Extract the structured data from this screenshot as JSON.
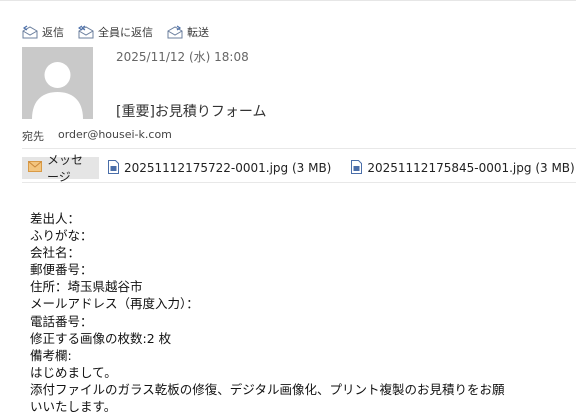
{
  "toolbar": {
    "reply_label": "返信",
    "reply_all_label": "全員に返信",
    "forward_label": "転送"
  },
  "header": {
    "date": "2025/11/12 (水) 18:08",
    "subject": "[重要]お見積りフォーム",
    "to_label": "宛先",
    "to_value": "order@housei-k.com"
  },
  "attachments": {
    "message_tab": "メッセージ",
    "files": [
      "20251112175722-0001.jpg (3 MB)",
      "20251112175845-0001.jpg (3 MB)"
    ]
  },
  "body_lines": [
    "差出人：",
    "ふりがな：",
    "会社名：",
    "郵便番号：",
    "住所：埼玉県越谷市",
    "メールアドレス（再度入力）：",
    "電話番号：",
    "修正する画像の枚数:2 枚",
    "備考欄:",
    "はじめまして。",
    "添付ファイルのガラス乾板の修復、デジタル画像化、プリント複製のお見積りをお願",
    "いいたします。"
  ],
  "colors": {
    "avatar_bg": "#c9c9c9",
    "tab_bg": "#e5e5e5",
    "icon_blue": "#4a6ea9",
    "envelope_orange": "#e8b267"
  }
}
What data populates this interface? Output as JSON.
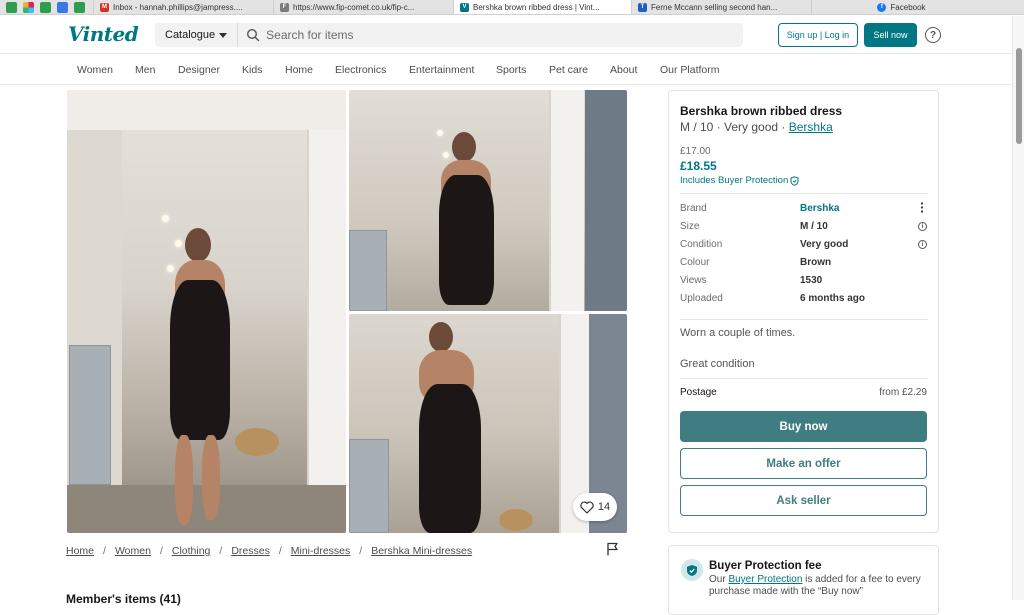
{
  "browser": {
    "tabs": [
      {
        "label": "Inbox - hannah.phillips@jampress....",
        "favicon": "gmail-icon",
        "color": "#d93025",
        "letter": "M"
      },
      {
        "label": "https://www.fip-comet.co.uk/fip-c...",
        "favicon": "site-icon",
        "color": "#7a7a7a",
        "letter": "F"
      },
      {
        "label": "Bershka brown ribbed dress | Vint...",
        "favicon": "vinted-icon",
        "color": "#007782",
        "letter": "V",
        "active": true
      },
      {
        "label": "Ferne Mccann selling second han...",
        "favicon": "trello-icon",
        "color": "#1f5fbf",
        "letter": "T"
      },
      {
        "label": "Facebook",
        "favicon": "facebook-icon",
        "color": "#1877f2",
        "letter": "f"
      }
    ]
  },
  "header": {
    "logo": "Vinted",
    "catalogue_label": "Catalogue",
    "search_placeholder": "Search for items",
    "signup_label": "Sign up | Log in",
    "sell_label": "Sell now",
    "help_glyph": "?"
  },
  "nav": {
    "items": [
      "Women",
      "Men",
      "Designer",
      "Kids",
      "Home",
      "Electronics",
      "Entertainment",
      "Sports",
      "Pet care",
      "About",
      "Our Platform"
    ]
  },
  "gallery": {
    "likes": "14"
  },
  "breadcrumb": [
    "Home",
    "Women",
    "Clothing",
    "Dresses",
    "Mini-dresses",
    "Bershka Mini-dresses"
  ],
  "members_heading": "Member's items (41)",
  "item": {
    "title": "Bershka brown ribbed dress",
    "subtitle_prefix": "M / 10 · Very good · ",
    "brand_link": "Bershka",
    "price_original": "£17.00",
    "price_total": "£18.55",
    "buyer_protection": "Includes Buyer Protection",
    "details": [
      {
        "label": "Brand",
        "value": "Bershka"
      },
      {
        "label": "Size",
        "value": "M / 10"
      },
      {
        "label": "Condition",
        "value": "Very good"
      },
      {
        "label": "Colour",
        "value": "Brown"
      },
      {
        "label": "Views",
        "value": "1530"
      },
      {
        "label": "Uploaded",
        "value": "6 months ago"
      }
    ],
    "description_1": "Worn a couple of times.",
    "description_2": "Great condition",
    "postage_label": "Postage",
    "postage_value": "from £2.29",
    "buy_label": "Buy now",
    "offer_label": "Make an offer",
    "ask_label": "Ask seller"
  },
  "fee": {
    "title": "Buyer Protection fee",
    "text_prefix": "Our ",
    "link": "Buyer Protection",
    "text_suffix": " is added for a fee to every purchase made with the “Buy now”"
  },
  "colors": {
    "brand": "#007782",
    "button": "#3f7d82"
  }
}
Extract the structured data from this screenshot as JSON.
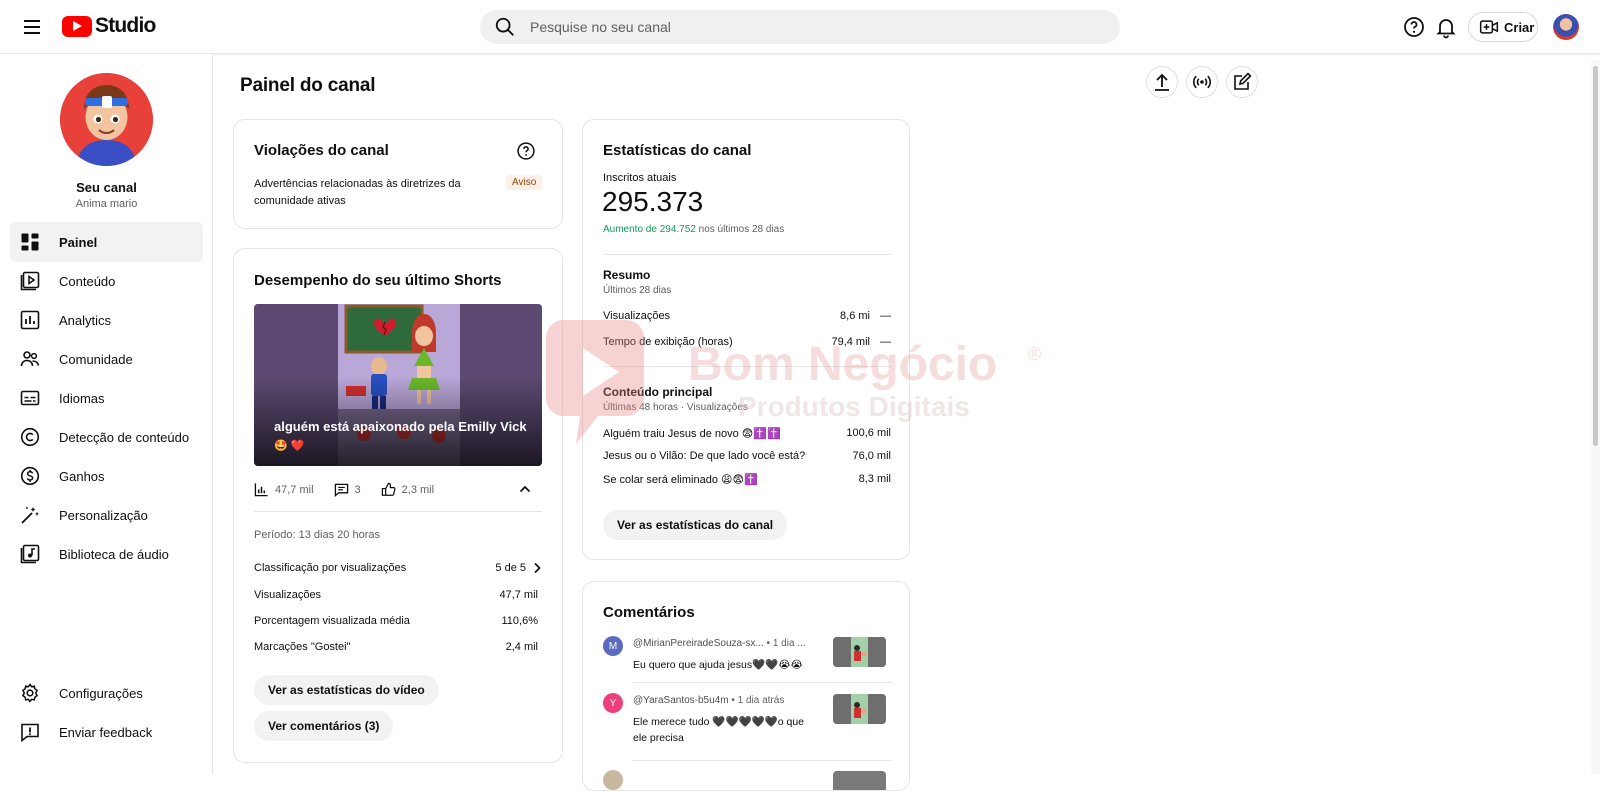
{
  "app": {
    "logo_text": "Studio",
    "brand_color": "#ff0000"
  },
  "search": {
    "placeholder": "Pesquise no seu canal"
  },
  "header": {
    "create_label": "Criar"
  },
  "channel": {
    "name": "Seu canal",
    "handle": "Anima mario"
  },
  "sidebar": {
    "items": [
      {
        "label": "Painel",
        "icon": "dashboard-icon",
        "active": true
      },
      {
        "label": "Conteúdo",
        "icon": "content-icon"
      },
      {
        "label": "Analytics",
        "icon": "analytics-icon"
      },
      {
        "label": "Comunidade",
        "icon": "community-icon"
      },
      {
        "label": "Idiomas",
        "icon": "subtitles-icon"
      },
      {
        "label": "Detecção de conteúdo",
        "icon": "copyright-icon"
      },
      {
        "label": "Ganhos",
        "icon": "earn-icon"
      },
      {
        "label": "Personalização",
        "icon": "customization-icon"
      },
      {
        "label": "Biblioteca de áudio",
        "icon": "audio-library-icon"
      }
    ],
    "bottom": [
      {
        "label": "Configurações",
        "icon": "settings-icon"
      },
      {
        "label": "Enviar feedback",
        "icon": "feedback-icon"
      }
    ]
  },
  "page": {
    "title": "Painel do canal"
  },
  "violations": {
    "title": "Violações do canal",
    "text": "Advertências relacionadas às diretrizes da comunidade ativas",
    "badge": "Aviso"
  },
  "shorts": {
    "title": "Desempenho do seu último Shorts",
    "video_title": "alguém está apaixonado pela Emilly Vick",
    "video_emoji": "🤩 ❤️",
    "views": "47,7 mil",
    "comments": "3",
    "likes": "2,3 mil",
    "period": "Período: 13 dias 20 horas",
    "rows": [
      {
        "label": "Classificação por visualizações",
        "value": "5 de 5"
      },
      {
        "label": "Visualizações",
        "value": "47,7 mil"
      },
      {
        "label": "Porcentagem visualizada média",
        "value": "110,6%"
      },
      {
        "label": "Marcações \"Gostei\"",
        "value": "2,4 mil"
      }
    ],
    "btn_stats": "Ver as estatísticas do vídeo",
    "btn_comments": "Ver comentários (3)"
  },
  "stats": {
    "title": "Estatísticas do canal",
    "subs_label": "Inscritos atuais",
    "subs_value": "295.373",
    "growth_prefix": "Aumento de 294.752",
    "growth_suffix": " nos últimos 28 dias",
    "summary_title": "Resumo",
    "summary_period": "Últimos 28 dias",
    "summary": [
      {
        "label": "Visualizações",
        "value": "8,6 mi",
        "trend": "—"
      },
      {
        "label": "Tempo de exibição (horas)",
        "value": "79,4 mil",
        "trend": "—"
      }
    ],
    "top_title": "Conteúdo principal",
    "top_period": "Últimas 48 horas · Visualizações",
    "top": [
      {
        "label": "Alguém traiu Jesus de novo 😨✝️✝️",
        "value": "100,6 mil"
      },
      {
        "label": "Jesus ou o Vilão: De que lado você está?",
        "value": "76,0 mil"
      },
      {
        "label": "Se colar será eliminado 😩😨✝️",
        "value": "8,3 mil"
      }
    ],
    "btn": "Ver as estatísticas do canal",
    "positive_color": "#0f9d58"
  },
  "comments": {
    "title": "Comentários",
    "items": [
      {
        "initial": "M",
        "color": "#5c6bc0",
        "author": "@MirianPereiradeSouza-sx...",
        "time": " • 1 dia ...",
        "text": "Eu quero que ajuda jesus🖤🖤😭😭"
      },
      {
        "initial": "Y",
        "color": "#ec407a",
        "author": "@YaraSantos-b5u4m",
        "time": " • 1 dia atrás",
        "text": "Ele merece tudo 🖤🖤🖤🖤🖤o que ele precisa"
      }
    ]
  },
  "watermark": {
    "line1": "Bom Negócio",
    "line2": "Produtos Digitais",
    "mark": "®"
  }
}
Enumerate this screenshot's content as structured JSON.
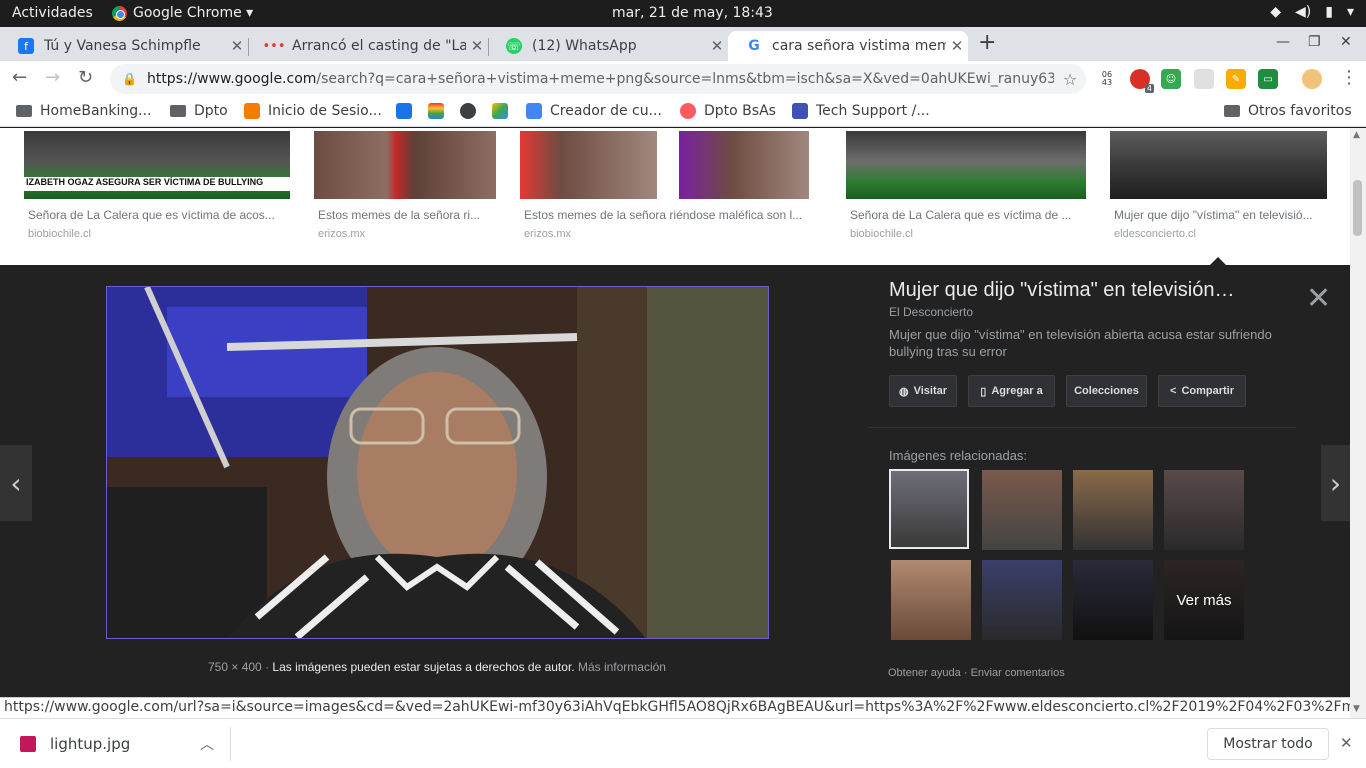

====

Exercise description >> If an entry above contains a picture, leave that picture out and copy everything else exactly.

Problem solution >>
Extract the structured data from this screenshot as JSON.
{
  "toolbar": {
    "reply_label": "返信",
    "reply_all_label": "全員に返信",
    "forward_label": "転送"
  },
  "header": {
    "date": "2025/11/12 (水) 18:08",
    "subject": "[重要]お見積りフォーム",
    "to_label": "宛先",
    "to_value": "order@housei-k.com"
  },
  "attachments": {
    "message_tab": "メッセージ",
    "files": [
      "20251112175722-0001.jpg (3 MB)",
      "20251112175845-0001.jpg (3 MB)"
    ]
  },
  "body_lines": [
    "差出人：",
    "ふりがな：",
    "会社名：",
    "郵便番号：",
    "住所：埼玉県越谷市",
    "メールアドレス（再度入力）：",
    "電話番号：",
    "修正する画像の枚数:2 枚",
    "備考欄:",
    "はじめまして。",
    "添付ファイルのガラス乾板の修復、デジタル画像化、プリント複製のお見積りをお願",
    "いいたします。"
  ],
  "colors": {
    "avatar_bg": "#c9c9c9",
    "tab_bg": "#e5e5e5",
    "icon_blue": "#4a6ea9",
    "envelope_orange": "#e8b267"
  }
}
What data populates this interface? Output as JSON.
{
  "browser": {
    "tabs": [
      {
        "label": "Inbox - hannah.phillips@jampress....",
        "favicon": "gmail-icon",
        "color": "#d93025",
        "letter": "M"
      },
      {
        "label": "https://www.fip-comet.co.uk/fip-c...",
        "favicon": "site-icon",
        "color": "#7a7a7a",
        "letter": "F"
      },
      {
        "label": "Bershka brown ribbed dress | Vint...",
        "favicon": "vinted-icon",
        "color": "#007782",
        "letter": "V",
        "active": true
      },
      {
        "label": "Ferne Mccann selling second han...",
        "favicon": "trello-icon",
        "color": "#1f5fbf",
        "letter": "T"
      },
      {
        "label": "Facebook",
        "favicon": "facebook-icon",
        "color": "#1877f2",
        "letter": "f"
      }
    ]
  },
  "header": {
    "logo": "Vinted",
    "catalogue_label": "Catalogue",
    "search_placeholder": "Search for items",
    "signup_label": "Sign up | Log in",
    "sell_label": "Sell now",
    "help_glyph": "?"
  },
  "nav": {
    "items": [
      "Women",
      "Men",
      "Designer",
      "Kids",
      "Home",
      "Electronics",
      "Entertainment",
      "Sports",
      "Pet care",
      "About",
      "Our Platform"
    ]
  },
  "gallery": {
    "likes": "14"
  },
  "breadcrumb": [
    "Home",
    "Women",
    "Clothing",
    "Dresses",
    "Mini-dresses",
    "Bershka Mini-dresses"
  ],
  "members_heading": "Member's items (41)",
  "item": {
    "title": "Bershka brown ribbed dress",
    "subtitle_prefix": "M / 10 · Very good · ",
    "brand_link": "Bershka",
    "price_original": "£17.00",
    "price_total": "£18.55",
    "buyer_protection": "Includes Buyer Protection",
    "details": [
      {
        "label": "Brand",
        "value": "Bershka"
      },
      {
        "label": "Size",
        "value": "M / 10"
      },
      {
        "label": "Condition",
        "value": "Very good"
      },
      {
        "label": "Colour",
        "value": "Brown"
      },
      {
        "label": "Views",
        "value": "1530"
      },
      {
        "label": "Uploaded",
        "value": "6 months ago"
      }
    ],
    "description_1": "Worn a couple of times.",
    "description_2": "Great condition",
    "postage_label": "Postage",
    "postage_value": "from £2.29",
    "buy_label": "Buy now",
    "offer_label": "Make an offer",
    "ask_label": "Ask seller"
  },
  "fee": {
    "title": "Buyer Protection fee",
    "text_prefix": "Our ",
    "link": "Buyer Protection",
    "text_suffix": " is added for a fee to every purchase made with the “Buy now”"
  },
  "colors": {
    "brand": "#007782",
    "button": "#3f7d82"
  }
}
Extract the structured data from this screenshot as JSON.
{
  "app": {
    "logo_text": "Studio",
    "brand_color": "#ff0000"
  },
  "search": {
    "placeholder": "Pesquise no seu canal"
  },
  "header": {
    "create_label": "Criar"
  },
  "channel": {
    "name": "Seu canal",
    "handle": "Anima mario"
  },
  "sidebar": {
    "items": [
      {
        "label": "Painel",
        "icon": "dashboard-icon",
        "active": true
      },
      {
        "label": "Conteúdo",
        "icon": "content-icon"
      },
      {
        "label": "Analytics",
        "icon": "analytics-icon"
      },
      {
        "label": "Comunidade",
        "icon": "community-icon"
      },
      {
        "label": "Idiomas",
        "icon": "subtitles-icon"
      },
      {
        "label": "Detecção de conteúdo",
        "icon": "copyright-icon"
      },
      {
        "label": "Ganhos",
        "icon": "earn-icon"
      },
      {
        "label": "Personalização",
        "icon": "customization-icon"
      },
      {
        "label": "Biblioteca de áudio",
        "icon": "audio-library-icon"
      }
    ],
    "bottom": [
      {
        "label": "Configurações",
        "icon": "settings-icon"
      },
      {
        "label": "Enviar feedback",
        "icon": "feedback-icon"
      }
    ]
  },
  "page": {
    "title": "Painel do canal"
  },
  "violations": {
    "title": "Violações do canal",
    "text": "Advertências relacionadas às diretrizes da comunidade ativas",
    "badge": "Aviso"
  },
  "shorts": {
    "title": "Desempenho do seu último Shorts",
    "video_title": "alguém está apaixonado pela Emilly Vick",
    "video_emoji": "🤩 ❤️",
    "views": "47,7 mil",
    "comments": "3",
    "likes": "2,3 mil",
    "period": "Período: 13 dias 20 horas",
    "rows": [
      {
        "label": "Classificação por visualizações",
        "value": "5 de 5"
      },
      {
        "label": "Visualizações",
        "value": "47,7 mil"
      },
      {
        "label": "Porcentagem visualizada média",
        "value": "110,6%"
      },
      {
        "label": "Marcações \"Gostei\"",
        "value": "2,4 mil"
      }
    ],
    "btn_stats": "Ver as estatísticas do vídeo",
    "btn_comments": "Ver comentários (3)"
  },
  "stats": {
    "title": "Estatísticas do canal",
    "subs_label": "Inscritos atuais",
    "subs_value": "295.373",
    "growth_prefix": "Aumento de 294.752",
    "growth_suffix": " nos últimos 28 dias",
    "summary_title": "Resumo",
    "summary_period": "Últimos 28 dias",
    "summary": [
      {
        "label": "Visualizações",
        "value": "8,6 mi",
        "trend": "—"
      },
      {
        "label": "Tempo de exibição (horas)",
        "value": "79,4 mil",
        "trend": "—"
      }
    ],
    "top_title": "Conteúdo principal",
    "top_period": "Últimas 48 horas · Visualizações",
    "top": [
      {
        "label": "Alguém traiu Jesus de novo 😨✝️✝️",
        "value": "100,6 mil"
      },
      {
        "label": "Jesus ou o Vilão: De que lado você está?",
        "value": "76,0 mil"
      },
      {
        "label": "Se colar será eliminado 😩😨✝️",
        "value": "8,3 mil"
      }
    ],
    "btn": "Ver as estatísticas do canal",
    "positive_color": "#0f9d58"
  },
  "comments": {
    "title": "Comentários",
    "items": [
      {
        "initial": "M",
        "color": "#5c6bc0",
        "author": "@MirianPereiradeSouza-sx...",
        "time": " • 1 dia ...",
        "text": "Eu quero que ajuda jesus🖤🖤😭😭"
      },
      {
        "initial": "Y",
        "color": "#ec407a",
        "author": "@YaraSantos-b5u4m",
        "time": " • 1 dia atrás",
        "text": "Ele merece tudo 🖤🖤🖤🖤🖤o que ele precisa"
      }
    ]
  },
  "watermark": {
    "line1": "Bom Negócio",
    "line2": "Produtos Digitais",
    "mark": "®"
  }
}
Enumerate this screenshot's content as structured JSON.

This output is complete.